by Hap Rocketto
It was a bright spring morning and the usual suspects had, as is our habit, gathered at Mel’s Diner on Route 163 for Friday breakfast prior to a morning of smallbore shooting.
Young Nash Neubauer, in an intelligent move that belies the fact that he shoots high power-rather well I might add as he is Distinguished and Presidents Hundred, had arranged his college class schedule to facilitate his attendance at our weekly egg eating and Eley expending extravaganza.
As we worked away at our breakfast the conversation drifted towards smallbore ammunition, its cost, availability, quality, and testing.
Nash made a contribution from his experience, “Getting good ammunition is much easier when you shoot high power. You ask around a bit, refer to a reloading manual, try out a few loads, and when you have a tight shooting combination you just stick with it. Smallbore is a really different breed of cat, how do you guys do it?”
Ernie Mellor began to discuss the magical and mysterious method of smallbore ammunition selection. He spoke of Eley and how its machines crank out quality smallbore cartridges by the millions. “They have to test it to determine quality before they label it” he told Nash.
His fork, suspended in midair half way between his mouth and plate, dripped a yellow stalactite of egg yolk as the kid was astonished enough to stop chewing and exclaim, “You mean they have all that stuff piled up without labels?”
In a flash I was transported to the start of the second semester of the 1967-68 academic year, the short lull made it a most carefree time at college. A few days of quiet and conviviality lay in front of us before the hard work and responsibilities of the second semester began. As it happened, Moe Montford, Chuck Spence, John Marzalek, Paul Carpenter, Bill Kaseberg, Jack Strobel, my roommate Craig Duncan, and I were in the midst of celebrating my 21st birthday as we lolled about in my dorm room at Westminster College. In celebration of my majority the guys had just given me a handsome glass bottomed pewter tankard with my name engraved on the front and theirs on the back.
It had not been an easy first semester for me. It was my first time away from home for any extended period of time. I had struggled to meet the academic standards of this strange new world while trying to find my place within a hormone driven group of young men who had already been living together for two years in the small dormitory.

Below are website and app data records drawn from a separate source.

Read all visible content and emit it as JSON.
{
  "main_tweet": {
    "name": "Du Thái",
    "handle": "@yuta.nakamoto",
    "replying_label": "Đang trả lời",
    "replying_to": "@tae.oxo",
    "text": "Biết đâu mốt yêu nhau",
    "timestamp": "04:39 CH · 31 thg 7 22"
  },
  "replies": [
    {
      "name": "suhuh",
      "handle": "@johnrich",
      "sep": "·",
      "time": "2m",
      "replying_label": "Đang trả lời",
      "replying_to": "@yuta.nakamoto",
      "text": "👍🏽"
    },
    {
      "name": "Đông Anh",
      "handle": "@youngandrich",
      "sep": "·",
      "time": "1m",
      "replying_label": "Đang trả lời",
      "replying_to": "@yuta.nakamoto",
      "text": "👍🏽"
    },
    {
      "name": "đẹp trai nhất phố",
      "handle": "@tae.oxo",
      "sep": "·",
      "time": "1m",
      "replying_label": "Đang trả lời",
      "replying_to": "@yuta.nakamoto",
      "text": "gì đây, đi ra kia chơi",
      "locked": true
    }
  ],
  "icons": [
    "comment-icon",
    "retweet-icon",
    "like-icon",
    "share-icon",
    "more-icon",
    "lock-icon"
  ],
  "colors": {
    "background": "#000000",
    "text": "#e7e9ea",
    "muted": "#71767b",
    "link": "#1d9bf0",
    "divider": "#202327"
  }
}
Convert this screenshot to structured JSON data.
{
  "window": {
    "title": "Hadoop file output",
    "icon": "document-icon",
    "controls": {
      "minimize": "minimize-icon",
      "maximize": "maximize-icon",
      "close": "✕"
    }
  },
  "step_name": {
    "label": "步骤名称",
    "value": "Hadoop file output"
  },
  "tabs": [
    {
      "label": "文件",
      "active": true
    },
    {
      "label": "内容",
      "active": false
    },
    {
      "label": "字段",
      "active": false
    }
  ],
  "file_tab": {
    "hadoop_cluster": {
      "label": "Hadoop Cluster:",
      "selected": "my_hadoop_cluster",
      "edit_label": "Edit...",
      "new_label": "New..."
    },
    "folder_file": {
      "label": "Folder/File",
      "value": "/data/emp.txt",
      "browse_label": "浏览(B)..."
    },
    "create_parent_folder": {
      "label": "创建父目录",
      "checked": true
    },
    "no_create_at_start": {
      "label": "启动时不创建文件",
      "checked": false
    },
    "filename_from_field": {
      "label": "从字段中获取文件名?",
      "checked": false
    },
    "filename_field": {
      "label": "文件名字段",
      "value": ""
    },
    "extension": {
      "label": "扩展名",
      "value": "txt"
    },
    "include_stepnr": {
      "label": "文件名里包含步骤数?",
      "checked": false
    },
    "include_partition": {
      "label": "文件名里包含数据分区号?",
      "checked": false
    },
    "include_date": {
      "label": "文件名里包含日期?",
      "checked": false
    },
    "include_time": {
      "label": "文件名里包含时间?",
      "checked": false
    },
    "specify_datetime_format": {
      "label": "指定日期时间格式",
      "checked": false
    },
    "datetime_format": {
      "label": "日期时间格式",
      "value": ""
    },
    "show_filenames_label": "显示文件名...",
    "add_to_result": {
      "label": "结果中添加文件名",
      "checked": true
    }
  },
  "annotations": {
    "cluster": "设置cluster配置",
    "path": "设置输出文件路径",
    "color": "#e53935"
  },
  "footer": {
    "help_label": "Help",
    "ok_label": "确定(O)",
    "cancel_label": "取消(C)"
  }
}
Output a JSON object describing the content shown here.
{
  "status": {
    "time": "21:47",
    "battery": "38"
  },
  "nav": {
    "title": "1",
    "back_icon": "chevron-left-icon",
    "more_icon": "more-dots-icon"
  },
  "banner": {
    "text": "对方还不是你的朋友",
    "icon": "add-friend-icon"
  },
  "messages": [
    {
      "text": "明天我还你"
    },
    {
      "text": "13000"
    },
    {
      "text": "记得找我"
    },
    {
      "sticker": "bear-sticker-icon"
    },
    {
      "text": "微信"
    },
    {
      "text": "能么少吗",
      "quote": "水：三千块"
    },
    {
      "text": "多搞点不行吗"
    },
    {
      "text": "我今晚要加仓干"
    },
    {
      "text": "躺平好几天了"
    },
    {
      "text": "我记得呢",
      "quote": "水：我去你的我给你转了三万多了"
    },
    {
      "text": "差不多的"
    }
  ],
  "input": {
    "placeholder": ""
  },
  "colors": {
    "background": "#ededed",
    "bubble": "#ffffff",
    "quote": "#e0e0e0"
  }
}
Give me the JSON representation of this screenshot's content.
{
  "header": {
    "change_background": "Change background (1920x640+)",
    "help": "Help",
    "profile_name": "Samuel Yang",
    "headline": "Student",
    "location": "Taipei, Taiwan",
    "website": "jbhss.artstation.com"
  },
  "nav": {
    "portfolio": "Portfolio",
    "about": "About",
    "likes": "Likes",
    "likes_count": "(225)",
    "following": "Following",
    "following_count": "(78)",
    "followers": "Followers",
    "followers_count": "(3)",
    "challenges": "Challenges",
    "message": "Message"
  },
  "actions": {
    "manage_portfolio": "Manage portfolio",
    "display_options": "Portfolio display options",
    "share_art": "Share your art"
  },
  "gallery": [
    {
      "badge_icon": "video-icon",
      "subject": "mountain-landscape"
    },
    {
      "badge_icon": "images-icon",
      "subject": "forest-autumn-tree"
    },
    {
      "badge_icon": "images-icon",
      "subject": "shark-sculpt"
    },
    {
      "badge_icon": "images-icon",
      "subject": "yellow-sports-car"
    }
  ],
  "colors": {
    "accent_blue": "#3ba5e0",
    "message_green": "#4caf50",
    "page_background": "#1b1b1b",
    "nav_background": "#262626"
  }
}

The low point was October 12th, the last day of the 1967 World Series. Westminster is located in Fulton, Missouri, some 150 miles from Busch Stadium, home of the Saint Louis Cardinals and 1300 miles from the friendly confines of the Red Sox’s Fenway Park. The Sox had forced a seventh game the day before and when the “Impossible Dream” team lost the next day I was alone amid all of the cheering and joy that surrounded me. I felt never felt as dejected and totally isolated as I did at that moment. Things got better academically and socially and I soon was just another one of the guys.
The high point was the birthday celebration thrown by my new found friends that marked my total acceptance. To christen my new mug Moe produced, with a prestidigitator’s flourish, a bottle filled with a tawny colored fluid which he decanted into my tankard. I asked what it was and he replied that it was a bottle of bourbon rye, or scotch; he couldn’t remember which, from his family’s grocery store.
Awash in a wave of comradeship I picked up the mug and foolishly proceeded, at the insistence of my pals, to chug the contents. I did not possess a sophisticated liquor connoisseur’s palate but the last time I had tasted any liquid as smooth, mellow, and with a silky finish like Mrs. Montford’s bourbon was when I had siphoned a few gallons of gas out of The Old Man’s car and had gotten an unexpected mouthful.
Gagging and gasping for breath I asked Moe what kind of hooch his family sold. Moe said it was a propriety brand produced by some back country distillery in the rural Boot Heel region of Missouri. The store received weekly shipments in unmarked cardboard boxes containing 24 unlabeled bottles filled with either a tan or clear liquid.
Mother Montford served the customers through a slotted glass panel like you might find in a movie house ticket booth. The customer would approach the counter and request a bottle of scotch, bourbon, rye, gin, or vodka.
Mrs. Montford would then fill the order by reaching under the counter. Keeping her hands out sight of the customer at all times, she would grab a bottle of the appropriate colored liquid, pull the backing off of a self adhesive label proclaiming the contents to be either scotch, bourbon, rye, gin, or vodka, stick said label on the bottle, place it into a brown paper sack, collect the money, and send the happy customer on his way.
At the Eley factory ammunition comes off of the production line and is tested. If it falls within the tightest parameters it emerges from the factory with a red Tenex label that notes the year it was made, the machine on which it was produced, the individual lot number and the muzzle velocity. A slightly wider grouping results in a black Match label with a similar appropriate label. Other labels are reserved for the lots that don’t meet the top two standards, not that it is bad ammunition-it is just not the best.
There is nothing magical or mysterious about Eley’s ammunition classification system. I suspect that Eley simply hired Mrs. Montford who moved on from selling cheap booze to the citizens of Saint Louis to selling expensive ammunition to the shooters of the world.
Category: Hap's Corner